WORK INSTRUCTIONS: Reproduce, unchanged, the lines between the one holding "Transcribe this image's" and the last line of the records, including both ends, but no pictures.

Website and app data records:
Segment Open

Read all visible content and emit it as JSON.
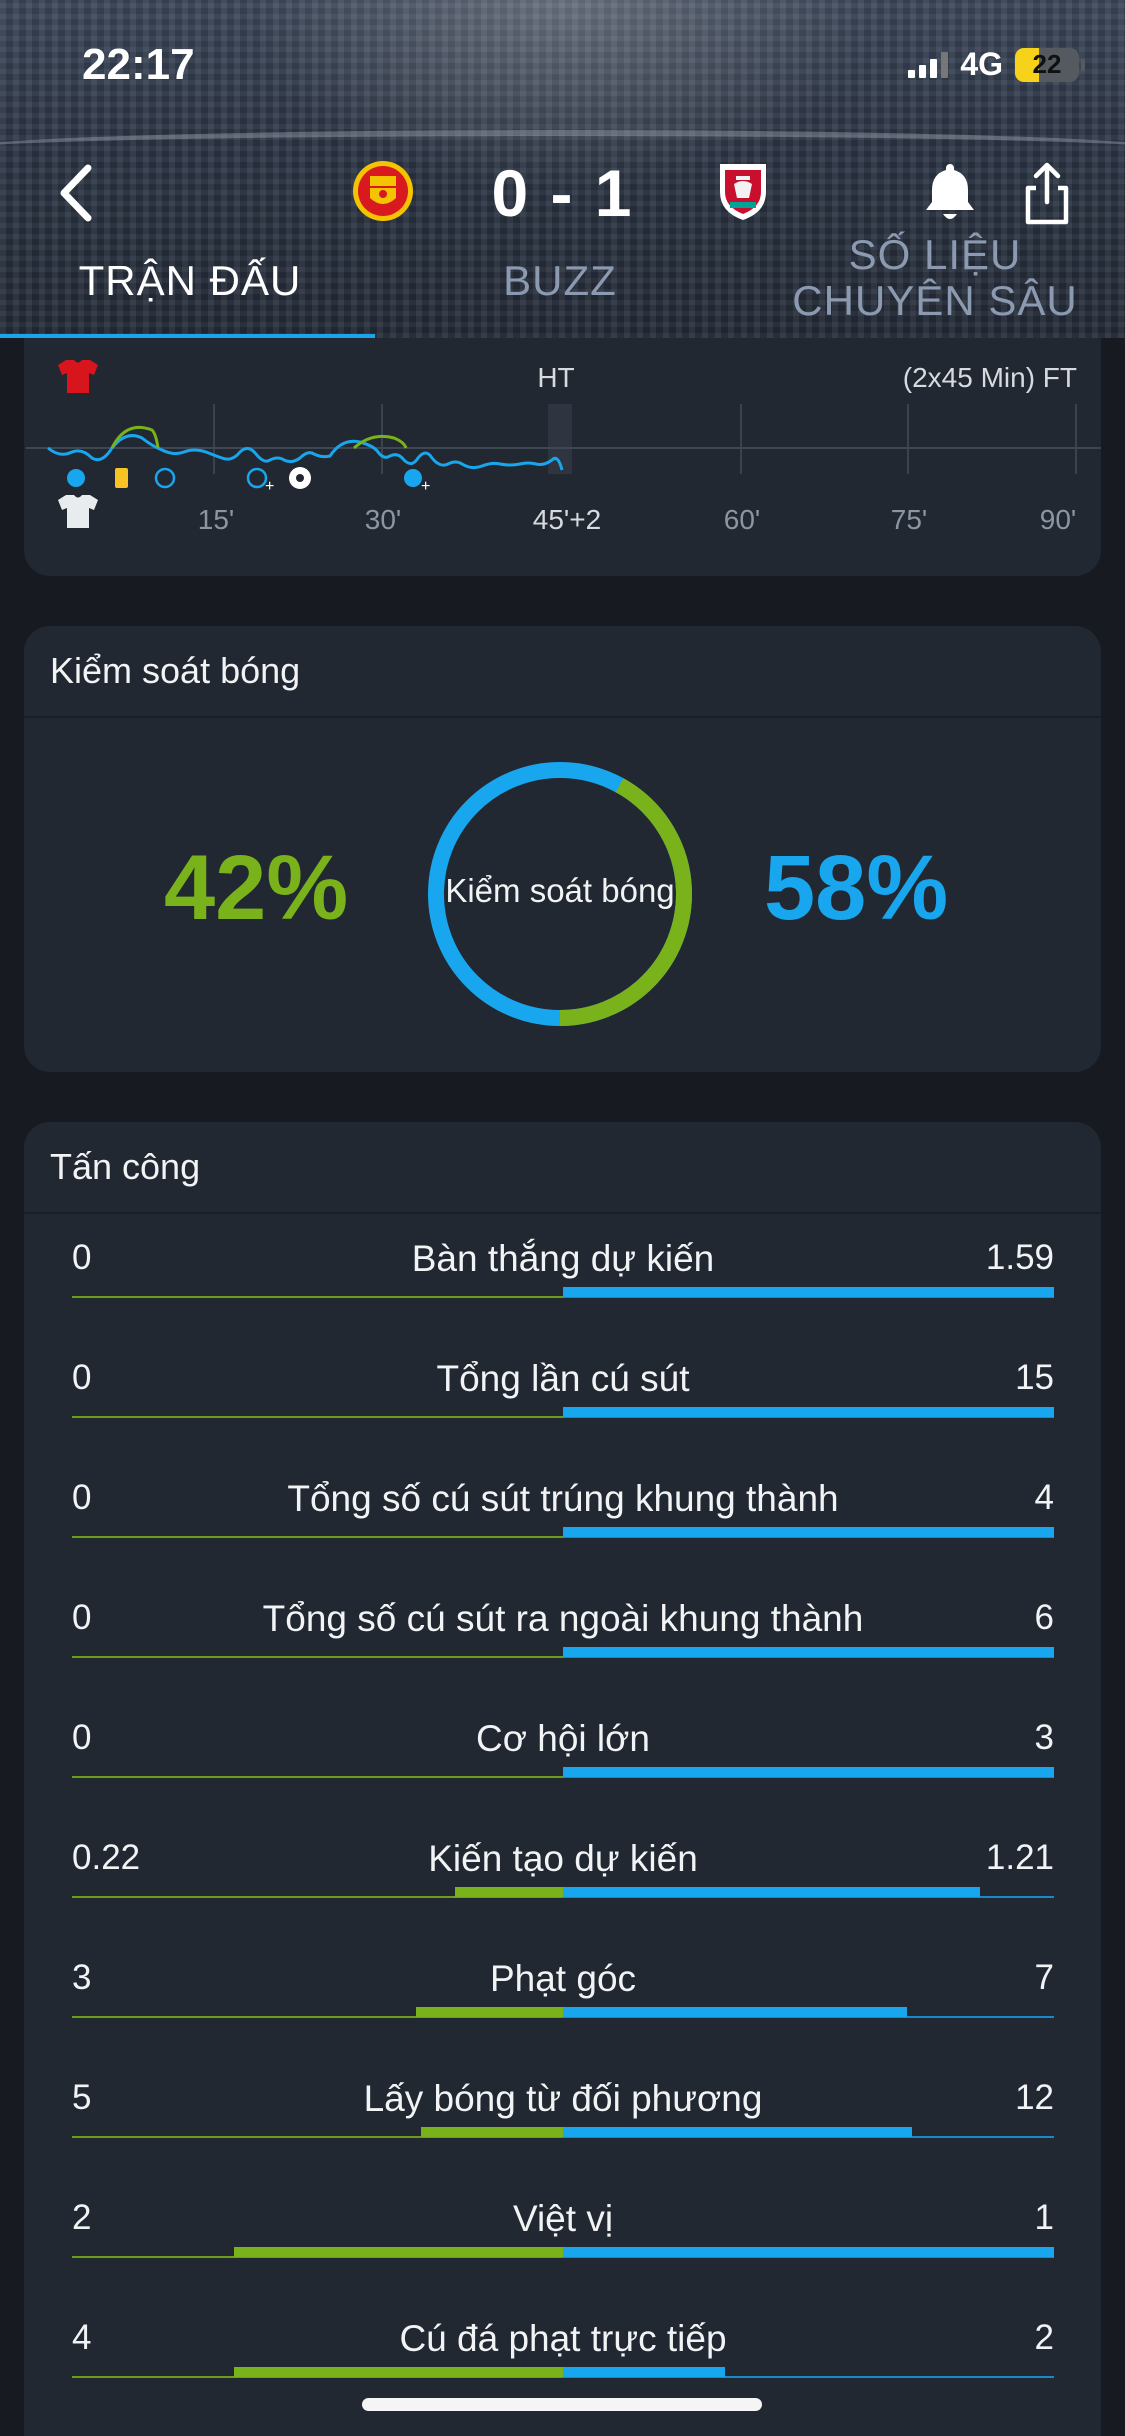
{
  "status_bar": {
    "time": "22:17",
    "network": "4G",
    "battery": "22"
  },
  "match": {
    "score": "0 - 1",
    "home_team": "Manchester United",
    "away_team": "Liverpool"
  },
  "tabs": [
    {
      "label": "TRẬN ĐẤU",
      "active": true
    },
    {
      "label": "BUZZ",
      "active": false
    },
    {
      "label": "SỐ LIỆU CHUYÊN SÂU",
      "active": false
    }
  ],
  "timeline": {
    "ht_label": "HT",
    "ft_label": "(2x45 Min) FT",
    "ticks": [
      "15'",
      "30'",
      "45'+2",
      "60'",
      "75'",
      "90'"
    ]
  },
  "possession": {
    "title": "Kiểm soát bóng",
    "center_label": "Kiểm soát bóng",
    "home": "42%",
    "away": "58%",
    "home_value": 42,
    "away_value": 58,
    "home_color": "#79b21a",
    "away_color": "#18a6ee"
  },
  "attack": {
    "title": "Tấn công",
    "rows": [
      {
        "label": "Bàn thắng dự kiến",
        "home": "0",
        "away": "1.59",
        "home_share": 0,
        "away_share": 1.0
      },
      {
        "label": "Tổng lần cú sút",
        "home": "0",
        "away": "15",
        "home_share": 0,
        "away_share": 1.0
      },
      {
        "label": "Tổng số cú sút trúng khung thành",
        "home": "0",
        "away": "4",
        "home_share": 0,
        "away_share": 1.0
      },
      {
        "label": "Tổng số cú sút ra ngoài khung thành",
        "home": "0",
        "away": "6",
        "home_share": 0,
        "away_share": 1.0
      },
      {
        "label": "Cơ hội lớn",
        "home": "0",
        "away": "3",
        "home_share": 0,
        "away_share": 1.0
      },
      {
        "label": "Kiến tạo dự kiến",
        "home": "0.22",
        "away": "1.21",
        "home_share": 0.22,
        "away_share": 0.85
      },
      {
        "label": "Phạt góc",
        "home": "3",
        "away": "7",
        "home_share": 0.3,
        "away_share": 0.7
      },
      {
        "label": "Lấy bóng từ đối phương",
        "home": "5",
        "away": "12",
        "home_share": 0.29,
        "away_share": 0.71
      },
      {
        "label": "Việt vị",
        "home": "2",
        "away": "1",
        "home_share": 0.67,
        "away_share": 1.0
      },
      {
        "label": "Cú đá phạt trực tiếp",
        "home": "4",
        "away": "2",
        "home_share": 0.67,
        "away_share": 0.33
      }
    ]
  }
}
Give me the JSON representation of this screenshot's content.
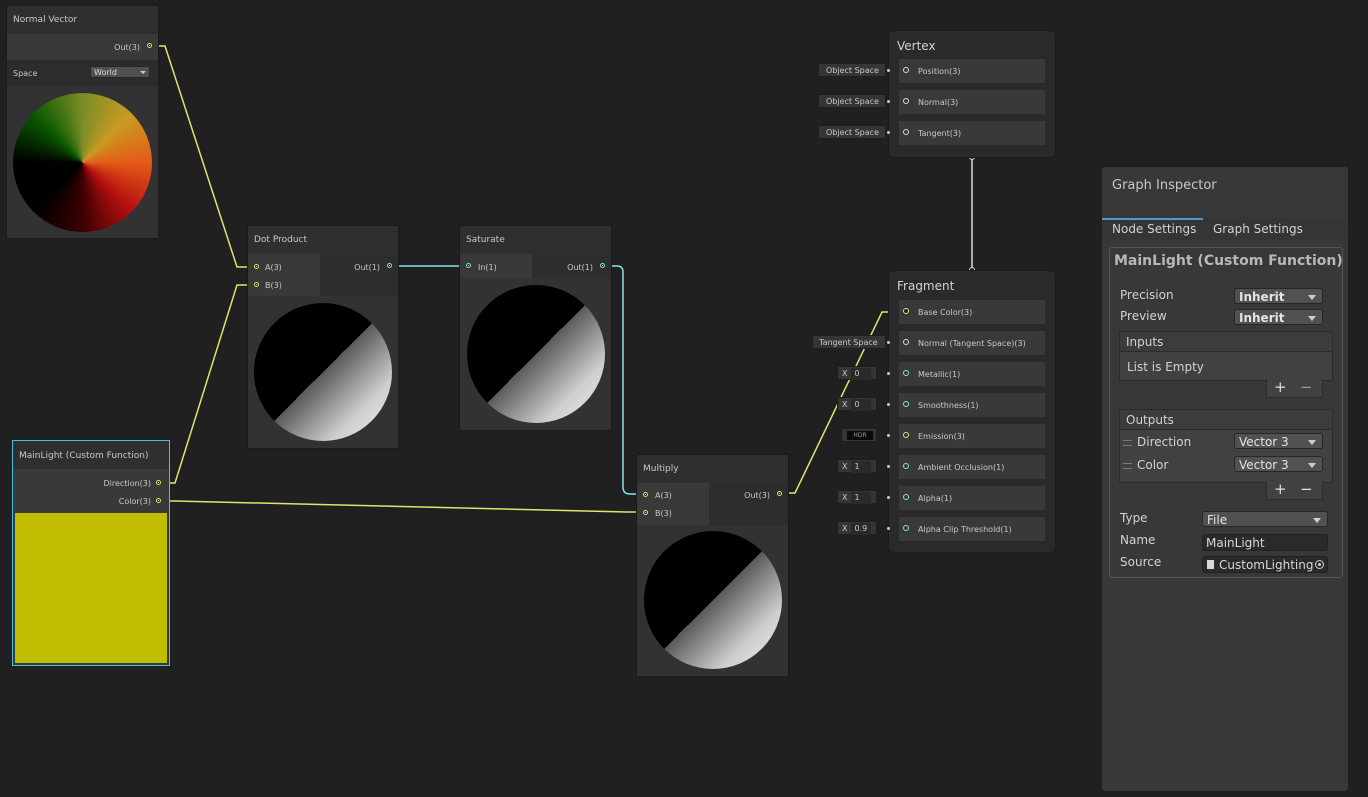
{
  "nodes": {
    "normal_vector": {
      "title": "Normal Vector",
      "out_label": "Out(3)",
      "space_label": "Space",
      "space_value": "World"
    },
    "dot_product": {
      "title": "Dot Product",
      "in_a": "A(3)",
      "in_b": "B(3)",
      "out_label": "Out(1)"
    },
    "saturate": {
      "title": "Saturate",
      "in_label": "In(1)",
      "out_label": "Out(1)"
    },
    "mainlight": {
      "title": "MainLight (Custom Function)",
      "out_direction": "Direction(3)",
      "out_color": "Color(3)"
    },
    "multiply": {
      "title": "Multiply",
      "in_a": "A(3)",
      "in_b": "B(3)",
      "out_label": "Out(3)"
    }
  },
  "vertex": {
    "title": "Vertex",
    "slots": [
      {
        "label": "Position(3)",
        "input": "Object Space"
      },
      {
        "label": "Normal(3)",
        "input": "Object Space"
      },
      {
        "label": "Tangent(3)",
        "input": "Object Space"
      }
    ]
  },
  "fragment": {
    "title": "Fragment",
    "slots": [
      {
        "label": "Base Color(3)",
        "input": ""
      },
      {
        "label": "Normal (Tangent Space)(3)",
        "input": "Tangent Space"
      },
      {
        "label": "Metallic(1)",
        "x": "X",
        "value": "0"
      },
      {
        "label": "Smoothness(1)",
        "x": "X",
        "value": "0"
      },
      {
        "label": "Emission(3)",
        "input": "HDR"
      },
      {
        "label": "Ambient Occlusion(1)",
        "x": "X",
        "value": "1"
      },
      {
        "label": "Alpha(1)",
        "x": "X",
        "value": "1"
      },
      {
        "label": "Alpha Clip Threshold(1)",
        "x": "X",
        "value": "0.9"
      }
    ]
  },
  "inspector": {
    "title": "Graph Inspector",
    "tabs": [
      "Node Settings",
      "Graph Settings"
    ],
    "node_header": "MainLight (Custom Function) Node",
    "precision_label": "Precision",
    "precision_value": "Inherit",
    "preview_label": "Preview",
    "preview_value": "Inherit",
    "inputs_label": "Inputs",
    "inputs_empty": "List is Empty",
    "outputs_label": "Outputs",
    "outputs": [
      {
        "name": "Direction",
        "type": "Vector 3"
      },
      {
        "name": "Color",
        "type": "Vector 3"
      }
    ],
    "plus": "+",
    "minus": "−",
    "type_label": "Type",
    "type_value": "File",
    "name_label": "Name",
    "name_value": "MainLight",
    "source_label": "Source",
    "source_value": "CustomLighting"
  },
  "colors": {
    "wire_vec3": "#e3e36a",
    "wire_vec1": "#84e4e7",
    "wire_white": "#dcdcdc",
    "selection": "#44c0e6",
    "mainlight_preview": "#c0bd00",
    "background": "#202020"
  }
}
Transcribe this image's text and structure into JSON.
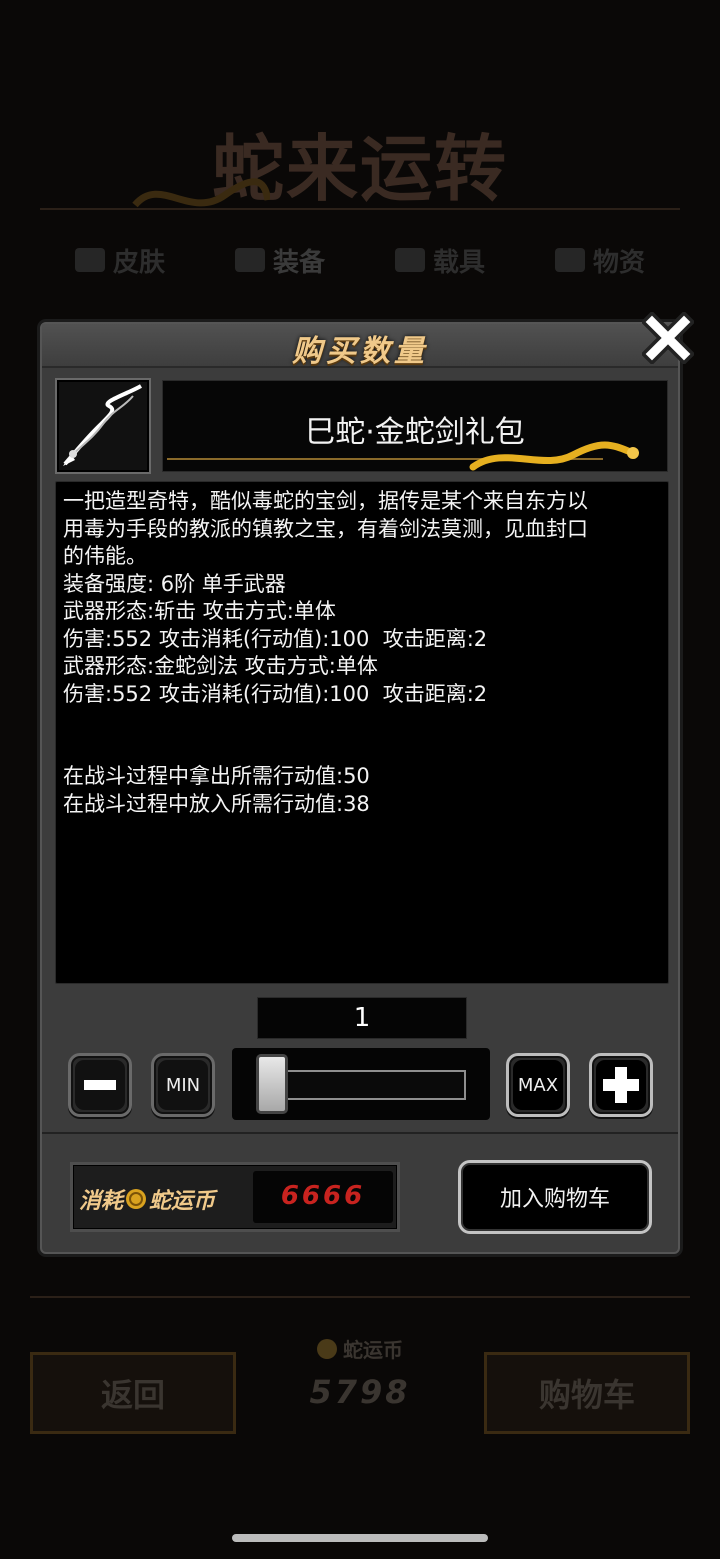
{
  "background": {
    "title": "蛇来运转",
    "tabs": [
      {
        "label": "皮肤",
        "icon": "box-icon"
      },
      {
        "label": "装备",
        "icon": "shield-icon"
      },
      {
        "label": "载具",
        "icon": "car-icon"
      },
      {
        "label": "物资",
        "icon": "crate-icon"
      }
    ],
    "active_tab": "装备",
    "back_label": "返回",
    "coin_label": "蛇运币",
    "coin_balance": "5798",
    "cart_label": "购物车"
  },
  "modal": {
    "title": "购买数量",
    "close_icon": "close-icon",
    "item": {
      "icon": "snake-sword-icon",
      "name": "巳蛇·金蛇剑礼包",
      "description_lines": [
        "一把造型奇特，酷似毒蛇的宝剑，据传是某个来自东方以",
        "用毒为手段的教派的镇教之宝，有着剑法莫测，见血封口",
        "的伟能。",
        "装备强度: 6阶 单手武器",
        "武器形态:斩击 攻击方式:单体",
        "伤害:552 攻击消耗(行动值):100  攻击距离:2",
        "武器形态:金蛇剑法 攻击方式:单体",
        "伤害:552 攻击消耗(行动值):100  攻击距离:2",
        "",
        "",
        "在战斗过程中拿出所需行动值:50",
        "在战斗过程中放入所需行动值:38"
      ]
    },
    "quantity": "1",
    "quantity_fraction": 0.0,
    "min_label": "MIN",
    "max_label": "MAX",
    "cost_prefix": "消耗",
    "cost_currency": "蛇运币",
    "cost_value": "6666",
    "add_to_cart_label": "加入购物车"
  },
  "colors": {
    "gold_text": "#f0c98a",
    "cost_red": "#c8231f",
    "panel": "#3c3c3c"
  }
}
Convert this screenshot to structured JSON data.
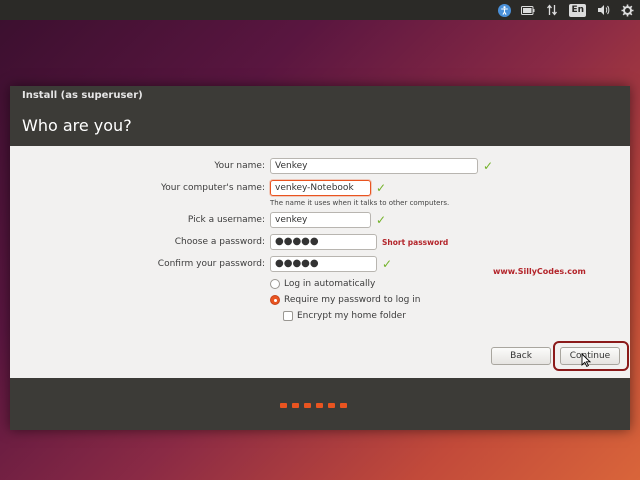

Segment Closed

TASK SOLUTION:
Transcribe this image's text and structure into JSON.
{
  "background": {
    "title": "蛇来运转",
    "tabs": [
      {
        "label": "皮肤",
        "icon": "box-icon"
      },
      {
        "label": "装备",
        "icon": "shield-icon"
      },
      {
        "label": "载具",
        "icon": "car-icon"
      },
      {
        "label": "物资",
        "icon": "crate-icon"
      }
    ],
    "active_tab": "装备",
    "back_label": "返回",
    "coin_label": "蛇运币",
    "coin_balance": "5798",
    "cart_label": "购物车"
  },
  "modal": {
    "title": "购买数量",
    "close_icon": "close-icon",
    "item": {
      "icon": "snake-sword-icon",
      "name": "巳蛇·金蛇剑礼包",
      "description_lines": [
        "一把造型奇特，酷似毒蛇的宝剑，据传是某个来自东方以",
        "用毒为手段的教派的镇教之宝，有着剑法莫测，见血封口",
        "的伟能。",
        "装备强度: 6阶 单手武器",
        "武器形态:斩击 攻击方式:单体",
        "伤害:552 攻击消耗(行动值):100  攻击距离:2",
        "武器形态:金蛇剑法 攻击方式:单体",
        "伤害:552 攻击消耗(行动值):100  攻击距离:2",
        "",
        "",
        "在战斗过程中拿出所需行动值:50",
        "在战斗过程中放入所需行动值:38"
      ]
    },
    "quantity": "1",
    "quantity_fraction": 0.0,
    "min_label": "MIN",
    "max_label": "MAX",
    "cost_prefix": "消耗",
    "cost_currency": "蛇运币",
    "cost_value": "6666",
    "add_to_cart_label": "加入购物车"
  },
  "colors": {
    "gold_text": "#f0c98a",
    "cost_red": "#c8231f",
    "panel": "#3c3c3c"
  }
}
Convert this screenshot to structured JSON data.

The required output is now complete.